Then Chavan, without consulting the concerned departments, announced that his government would bring out a white paper on irrigation projects undertaken in the state. The trigger was the Economic Survey’s observation that though Rs 70,000 crore had been spent on various projects in the last decade, the state’s irrigation potential had increased only 0.1 per cent. It so happens that the irrigation portfolio has been held by the NCP since 1999, by Ajit Pawar till 2009 and after that by Sunil Tatkare. Pawar and the NCP immediately countered that this increase was only in “well irrigation” and did not take into account other projects; if other projects were included the increase was 12 per cent. The proposal for the white paper coincided with the exposé in a section of the media about Tatkare’s alleged involvement in irregularities and the floating of more than 140 companies by his relatives. Undeterred, Pawar and the NCP came out in the open to support Tatkare and said that he was prepared to face any inquiry. The NCP’s aggressive posture made Chavan clarify that the white paper was not aimed at investigation but at assessing the present status and outlining a roadmap for the future.

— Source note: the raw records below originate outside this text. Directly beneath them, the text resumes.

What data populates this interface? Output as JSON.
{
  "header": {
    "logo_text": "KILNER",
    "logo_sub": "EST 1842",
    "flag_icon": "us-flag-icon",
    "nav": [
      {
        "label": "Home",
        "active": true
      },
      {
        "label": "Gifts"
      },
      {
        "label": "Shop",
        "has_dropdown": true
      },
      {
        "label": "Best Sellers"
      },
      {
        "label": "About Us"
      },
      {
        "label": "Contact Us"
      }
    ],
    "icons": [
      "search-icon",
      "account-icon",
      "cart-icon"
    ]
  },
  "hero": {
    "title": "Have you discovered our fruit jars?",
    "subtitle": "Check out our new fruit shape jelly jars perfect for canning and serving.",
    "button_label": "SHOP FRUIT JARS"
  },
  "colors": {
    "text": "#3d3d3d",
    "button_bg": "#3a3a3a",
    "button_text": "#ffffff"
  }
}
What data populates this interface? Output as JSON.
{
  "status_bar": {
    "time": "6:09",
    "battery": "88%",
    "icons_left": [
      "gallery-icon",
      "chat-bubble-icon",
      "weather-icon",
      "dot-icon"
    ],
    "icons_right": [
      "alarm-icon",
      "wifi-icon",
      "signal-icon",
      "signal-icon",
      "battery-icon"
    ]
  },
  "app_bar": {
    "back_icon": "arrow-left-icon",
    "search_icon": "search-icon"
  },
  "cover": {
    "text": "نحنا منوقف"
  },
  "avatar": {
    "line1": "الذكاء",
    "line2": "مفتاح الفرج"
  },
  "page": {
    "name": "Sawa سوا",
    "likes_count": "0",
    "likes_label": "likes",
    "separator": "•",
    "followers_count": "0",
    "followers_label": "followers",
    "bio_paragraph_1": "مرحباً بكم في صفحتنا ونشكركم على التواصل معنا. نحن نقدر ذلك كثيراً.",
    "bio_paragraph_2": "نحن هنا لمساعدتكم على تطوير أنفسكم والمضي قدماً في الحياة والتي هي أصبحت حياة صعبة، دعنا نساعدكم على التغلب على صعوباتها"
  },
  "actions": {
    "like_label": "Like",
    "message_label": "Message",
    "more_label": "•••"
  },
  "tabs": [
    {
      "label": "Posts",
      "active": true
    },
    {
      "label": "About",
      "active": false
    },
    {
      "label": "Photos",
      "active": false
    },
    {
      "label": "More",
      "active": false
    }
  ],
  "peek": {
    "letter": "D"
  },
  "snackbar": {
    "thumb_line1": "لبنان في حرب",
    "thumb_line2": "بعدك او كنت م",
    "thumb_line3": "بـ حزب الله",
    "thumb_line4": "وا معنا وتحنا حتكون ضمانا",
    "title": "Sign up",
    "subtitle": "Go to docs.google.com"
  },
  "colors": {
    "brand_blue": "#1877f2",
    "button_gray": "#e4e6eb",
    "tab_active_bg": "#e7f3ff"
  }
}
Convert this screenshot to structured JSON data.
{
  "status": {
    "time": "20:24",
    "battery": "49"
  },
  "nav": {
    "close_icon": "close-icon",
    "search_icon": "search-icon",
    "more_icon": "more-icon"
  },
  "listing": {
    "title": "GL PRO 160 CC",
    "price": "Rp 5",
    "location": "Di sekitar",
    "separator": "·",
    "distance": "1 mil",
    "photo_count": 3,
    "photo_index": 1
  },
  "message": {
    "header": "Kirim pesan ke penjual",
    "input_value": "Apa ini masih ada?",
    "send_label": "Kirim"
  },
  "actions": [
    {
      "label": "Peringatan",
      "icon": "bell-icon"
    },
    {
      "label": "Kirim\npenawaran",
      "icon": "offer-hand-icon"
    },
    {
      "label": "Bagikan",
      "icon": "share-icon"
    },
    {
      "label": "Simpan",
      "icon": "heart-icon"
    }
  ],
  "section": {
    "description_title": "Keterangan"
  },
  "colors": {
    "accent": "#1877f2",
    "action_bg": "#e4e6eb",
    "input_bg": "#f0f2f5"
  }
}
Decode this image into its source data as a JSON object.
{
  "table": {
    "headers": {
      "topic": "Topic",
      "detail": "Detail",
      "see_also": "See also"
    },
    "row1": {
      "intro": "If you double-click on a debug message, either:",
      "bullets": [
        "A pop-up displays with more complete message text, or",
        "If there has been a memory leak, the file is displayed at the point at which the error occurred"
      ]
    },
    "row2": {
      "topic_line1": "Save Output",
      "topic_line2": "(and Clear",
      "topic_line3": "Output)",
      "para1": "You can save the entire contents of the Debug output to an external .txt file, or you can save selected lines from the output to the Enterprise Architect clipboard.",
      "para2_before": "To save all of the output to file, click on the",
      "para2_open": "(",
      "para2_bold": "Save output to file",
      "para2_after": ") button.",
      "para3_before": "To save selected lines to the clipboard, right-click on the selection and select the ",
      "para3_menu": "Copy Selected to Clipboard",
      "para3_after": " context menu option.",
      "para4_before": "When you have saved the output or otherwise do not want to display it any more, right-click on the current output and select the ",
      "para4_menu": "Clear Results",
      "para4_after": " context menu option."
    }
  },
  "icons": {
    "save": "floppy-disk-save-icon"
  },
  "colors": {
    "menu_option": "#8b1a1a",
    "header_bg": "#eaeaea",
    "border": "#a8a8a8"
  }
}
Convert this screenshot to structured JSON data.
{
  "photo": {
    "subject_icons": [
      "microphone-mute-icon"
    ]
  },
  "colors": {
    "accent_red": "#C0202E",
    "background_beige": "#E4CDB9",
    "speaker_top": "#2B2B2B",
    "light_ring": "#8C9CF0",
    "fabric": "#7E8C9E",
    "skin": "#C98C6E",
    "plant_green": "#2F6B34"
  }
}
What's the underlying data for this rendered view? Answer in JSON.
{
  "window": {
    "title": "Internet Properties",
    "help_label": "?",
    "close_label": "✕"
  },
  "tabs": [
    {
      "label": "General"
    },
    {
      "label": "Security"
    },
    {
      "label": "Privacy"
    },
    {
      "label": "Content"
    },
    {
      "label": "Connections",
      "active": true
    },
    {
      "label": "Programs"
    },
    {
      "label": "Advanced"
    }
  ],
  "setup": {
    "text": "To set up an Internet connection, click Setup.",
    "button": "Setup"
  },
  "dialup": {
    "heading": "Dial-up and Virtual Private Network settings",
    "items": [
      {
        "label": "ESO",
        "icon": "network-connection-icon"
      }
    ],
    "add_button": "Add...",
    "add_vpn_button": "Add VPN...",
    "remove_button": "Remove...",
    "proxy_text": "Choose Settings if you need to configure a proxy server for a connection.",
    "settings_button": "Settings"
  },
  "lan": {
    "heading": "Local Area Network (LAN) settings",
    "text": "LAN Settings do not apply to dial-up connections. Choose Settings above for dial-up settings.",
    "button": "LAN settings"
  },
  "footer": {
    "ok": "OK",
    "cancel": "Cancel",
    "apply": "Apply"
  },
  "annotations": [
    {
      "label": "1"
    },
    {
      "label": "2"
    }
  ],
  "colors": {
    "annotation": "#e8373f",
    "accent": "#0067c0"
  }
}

Chavan has made many enemies in the state: Congress legislators who are loyal to Ashok Chavan and Vilasrao Deshmukh (another former chief minister), real estate developers who are miffed at Chavan’s attempts to discipline them, some disgruntled bureaucrats and businessmen who feel that key projects like the Navi Mumbai airport are moving at a snail’s pace. All this has added fuel to the fire. On Monday, Chavan asked his MLAs to keep quiet and refrain from briefing the media on the fracas with Pawar and the NCP. On Tuesday, 42 MLAs wrote to Congress President Gandhi to express their grievances against Chavan. On Wednesday, Chavan dashed to Delhi, ostensibly to take part in Pranab Mukherjee’s swearing-in ceremony, though there was speculation that he had been summoned by the Congress high command to settle the row with Pawar. Political analysts predicted that there would be a reconciliation during his visit. And that is what happened. For the time being, the NCP and the Congress have decided to bury the hatchet. But the peace may be superficial.